My wife and I have been together for nearly four years. From the beginning, before we were even official, we knew we would want to have a child (or children) together. We have two boys from my previous relationship. I always assumed I would have more children, and my wife, Carly [ed note: all names have been changed], always knew she wanted to be a mom one day. Well, she was thrown into the role of Mom pretty quickly after joining forces with me.
Carly is a naturally caring, loving, understanding, and fun person — the boys took to her easily. Though it took a while for all of us to fall into our family roles, it happened naturally and without intention. Not too long ago, while our youngest was still trying to figure out Carly’s title, he labeled her “Half-Mom.” It was his way of assigning a loving title to this woman who loves and cares for him, but isn’t the one he’s been calling Mom all of his life. Now that Carly and I are legal domestic partners, the boys rejoice in calling her their Step-Mom (kids and their logistic ways).
Even though Carly and I knew we would want to have children together, we never had serious how-to discussions until last summer. I had a dream that I was carrying Carly’s baby, and I wanted it so badly that I was crying about it as I shared my dream with her. This sparked our baby planning. Ideally, we would choose in vitro fertilization (IVF), pick a sperm donor, have Carly’s egg fertilized, and I would carry her baby. Realistically, our finances do not allow for that route of conception. After entertaining numerous ways of going about obtaining our goal (including the idea to sell Carly’s eggs to afford for us to do IVF), we decided we would take turns carrying — we would have two babies! Because I am nearly eleven years older than Carly, we decided I would go first.
Off to the sperm bank we went, to shop for donors and insemination supplies. Our sperm bank has a forum, and we spent huge chunks of our days researching successful routes of trying to conceive, and asking questions about how to check my cervical mucus for optimal fertile consistency. We bought all of the books we could find on insemination at home (there aren’t many out there). We perfected tracking ovulation, and determining my peak fertile times each month. Basically, we became laymen fertility experts. Unfortunately, nine tries later, we still weren’t pregnant.
Honesty, when trying to conceive, is crucial. There are so many sneaky emotions that pop up — you cannot try to suppress them, hoping they will go away, because they won’t.
This is when Carly got honest. Honesty, when trying to conceive, is crucial. There are so many sneaky emotions that pop up — you cannot try to suppress them, hoping they will go away, because they won’t. If you don’t share them, they fester under all of your existence just waiting to attack under the guise of some unrelated annoyance. Carly shared that she was tired of waiting for us to be pregnant, and frankly, she wanted a turn at trying. I had been waiting to hear that from her, whether she had been thinking it for some time or not. With each negative pregnancy test, I felt like I was failing us, and postponing Carly’s desire to carry a child of her own. When she shared her impatience with our trying to conceive process, I agreed that we should turn the role of baby host over to her uterus.

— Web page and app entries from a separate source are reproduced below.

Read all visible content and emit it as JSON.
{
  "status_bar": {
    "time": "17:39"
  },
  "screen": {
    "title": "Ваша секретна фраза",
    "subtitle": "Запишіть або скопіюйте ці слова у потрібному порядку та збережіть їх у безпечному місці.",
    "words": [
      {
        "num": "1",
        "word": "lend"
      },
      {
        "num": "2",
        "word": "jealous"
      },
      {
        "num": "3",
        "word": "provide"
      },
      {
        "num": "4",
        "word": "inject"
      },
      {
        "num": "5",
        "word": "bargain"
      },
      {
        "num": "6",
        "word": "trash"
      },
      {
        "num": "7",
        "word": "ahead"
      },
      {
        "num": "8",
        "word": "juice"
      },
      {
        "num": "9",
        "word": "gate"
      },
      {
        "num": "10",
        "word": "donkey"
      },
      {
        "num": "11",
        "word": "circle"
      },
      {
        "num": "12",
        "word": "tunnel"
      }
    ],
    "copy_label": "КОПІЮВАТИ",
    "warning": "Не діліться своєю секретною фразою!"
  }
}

The month that followed, after that decision, was a difficult month. There was a lot of crying and hurt feelings between both of us. Each of us felt that we were going through a difficult adjustment and that the other wasn’t being supportive enough. I was up-front and completely truthful about my feelings in regard to our new plans. I felt hopeful that getting Carly pregnant would lead to our desired outcome faster than focusing on my uterus, as we had been. I wanted to stop trying with my body. I loved knowing that she would finally be able to do what her body has been telling her it’s time to do.
At the same time, I was having a difficult time adjusting to this new idea of “mom.” I had always identified with my role of mother as being the carrier, the birther, the nursing party (feeder), the one who holds all of the mom cards (if I’m going to be candid). Seeing myself as the supporter, the one who guides the other parent through this big adventure, wasn’t how I identified with being a mom.
I have had to take a big step back, and take a long look at what I really think it means to be a mom, not how I have identified all of these years as a mom. When I did that, I saw that everything I value in being a mom has nothing to do with my past experiences of carrying a baby. Everything I contribute to being a mom is all that will allow me to be the most involved parent to our child — pregnant, or not.
I see motherhood as this experience un-parallel to anything else I will encounter in life. It’s about putting another’s needs before any decision you make for yourself, getting up in the middle of the night because your child needs you (and you don’t even consider that there might be another option), loving something so unconditionally that you strive to understand where they are coming from without effort, and being compelled to guide them through all of life’s struggles simply because you desire the best outcome for them above anything else.
Do I need to carry a child to place myself in that position? Absolutely not! In fact, I’m already there, and we aren’t even pregnant yet! In one week, I will be trying to get Carly good and pregnant. I feel like we are so close to creating this next contribution to our family that I almost forget it might not happen the first try. I figure that just means I am ready. Now, I know that I haven’t changed the way I identify as a mom — I have expanded my identity as a mother.